The "Burners," workers who burn scrap metal from heavy machinery, bearings, brass, copper, all wear Willson 2000 Freedom respirators, which are approved by the Mine safety and Health Administration and the National Institute For Occupational Safety and Health. After a complete physical exam, each Burner is put through an exhaustive program that teaches the worker to understand the proper uses and limitations of his respirator.

According to Charles Hilldale, safety and OSHA manager for the scrap metal processing company, a major component of that training is the qualitative "fittest," which is required by law under Title 29 C.F.R. Section 1910.134. Hilldale works with representatives from Magid and Willson as a team to ensure that the respirator issued to each Burner properly fits the worker's face. "It is very important that the person being fit-tested be clean shaven for the unit to fit properly on the worker's face," Hilldale explains. "When the Burner is being fitted, we also show how the device is properly worn and adjusted."

The company puts each person being fit-tested through three important tests. The first test is a "negative" pressure test. "During this test, the person being tested closes off the respirator's vents by holding his palms over the cartridges located on each side of the respirator unit," says Hilldale. "Then, the worker places a hand on the front vent and attempts to inhale. The worker must inhale gently for five to 10 seconds. If no leaks are detected, then we have a good fit. If leaks are detected, we must adjust the mask until we get a proper fit."

A "positive" pressure test is also done. It follows the same procedure as the negative pressure test with one notable exception: the worker exhales instead of inhaling. Exhaling forces the mask to bulge out. When it is extended, it is checked for leaks.

The final test is called an "irritant smoke" test. The worker is asked to move his head from side to side, and breathe normally, as smoke is directed around the mask. Then, the worker counts backwards from 100. "As long as he can't smell anything or taste anything," says Hilldale, "then we know we have a good fit. During normal use, if the worker smells or tastes anything abnormal, or if it becomes difficult to breath, the respirator is replaced. Every time the worker removes the mask, it is cleaned and checked by the individual. In this way, each worker is checking the mask regularly to insure that it remains in good working order. Every six months, each worker is fittested again."

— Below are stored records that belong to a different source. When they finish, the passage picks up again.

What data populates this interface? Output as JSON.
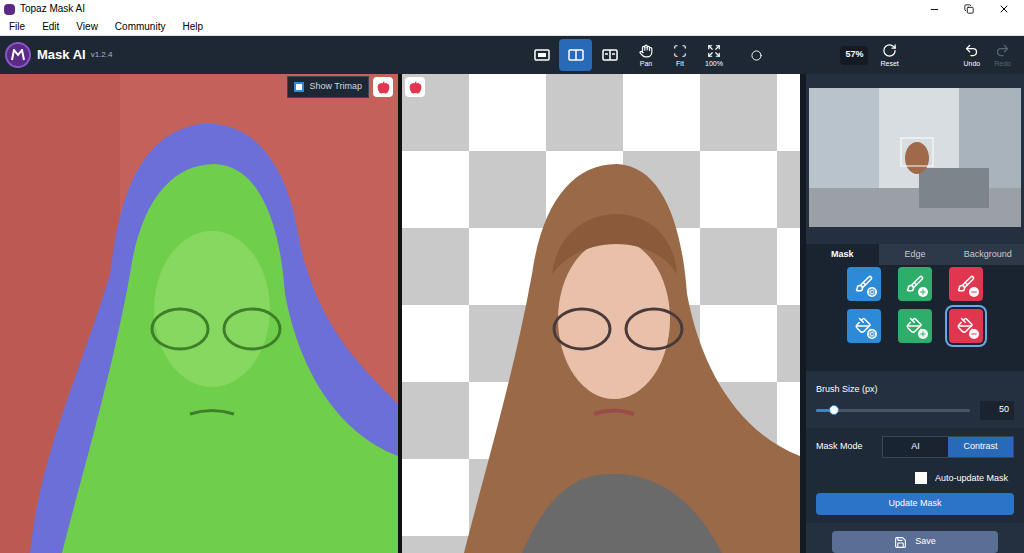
{
  "window": {
    "title": "Topaz Mask AI"
  },
  "menu": [
    "File",
    "Edit",
    "View",
    "Community",
    "Help"
  ],
  "app": {
    "name": "Mask AI",
    "version": "v1.2.4"
  },
  "view_modes": [
    {
      "kind": "single",
      "selected": false
    },
    {
      "kind": "split",
      "selected": true
    },
    {
      "kind": "side",
      "selected": false
    }
  ],
  "tools": [
    {
      "label": "Pan",
      "kind": "pan"
    },
    {
      "label": "Fit",
      "kind": "fit"
    },
    {
      "label": "100%",
      "kind": "actual"
    }
  ],
  "zoom": "57%",
  "reset": "Reset",
  "history": [
    {
      "label": "Undo",
      "kind": "undo",
      "disabled": false
    },
    {
      "label": "Redo",
      "kind": "redo",
      "disabled": true
    }
  ],
  "show_trimap": {
    "label": "Show Trimap",
    "checked": true
  },
  "sidebar": {
    "tabs": [
      {
        "label": "Mask",
        "selected": true
      },
      {
        "label": "Edge",
        "selected": false
      },
      {
        "label": "Background",
        "selected": false
      }
    ],
    "brushes": [
      {
        "kind": "brush-compute",
        "color": "#2d8ad6",
        "selected": false
      },
      {
        "kind": "brush-keep",
        "color": "#2fae6b",
        "selected": false
      },
      {
        "kind": "brush-cut",
        "color": "#e0364f",
        "selected": false
      },
      {
        "kind": "fill-compute",
        "color": "#2d8ad6",
        "selected": false
      },
      {
        "kind": "fill-keep",
        "color": "#2fae6b",
        "selected": false
      },
      {
        "kind": "fill-cut",
        "color": "#e0364f",
        "selected": true
      }
    ],
    "brush_size": {
      "label": "Brush Size (px)",
      "value": "50",
      "level": 0.12
    },
    "mask_mode": {
      "label": "Mask Mode",
      "options": [
        {
          "label": "AI",
          "selected": false
        },
        {
          "label": "Contrast",
          "selected": true
        }
      ]
    },
    "auto_update": {
      "label": "Auto-update Mask",
      "checked": false
    },
    "update_button": "Update Mask",
    "save_button": "Save"
  }
}
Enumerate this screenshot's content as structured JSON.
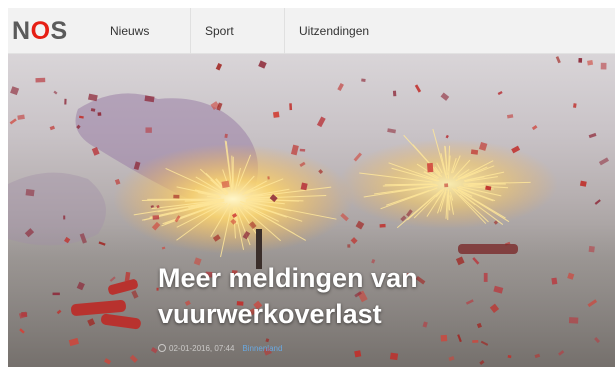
{
  "header": {
    "logo_text": "NOS",
    "nav": [
      {
        "label": "Nieuws"
      },
      {
        "label": "Sport"
      },
      {
        "label": "Uitzendingen"
      }
    ]
  },
  "article": {
    "headline": "Meer meldingen van vuurwerkoverlast",
    "timestamp": "02-01-2016, 07:44",
    "category": "Binnenland"
  },
  "colors": {
    "brand_red": "#e61e14",
    "logo_gray": "#5a5a5a",
    "category_blue": "#6aa8e0"
  }
}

At the metal processing company, on-going respirator training is made possible with the help of Magid and Willson. The program also includes information on when to discard the respirator's filters and cartridges, as well as proper instruction on how to clean, maintain, inspect, store, and repair the respirator. In addition to supplying gas detection and respirator products to its customers, Magid works closely with manufacturers like AIM USA, 3M, and Willson to provide training, fit-testing, and other safety related services.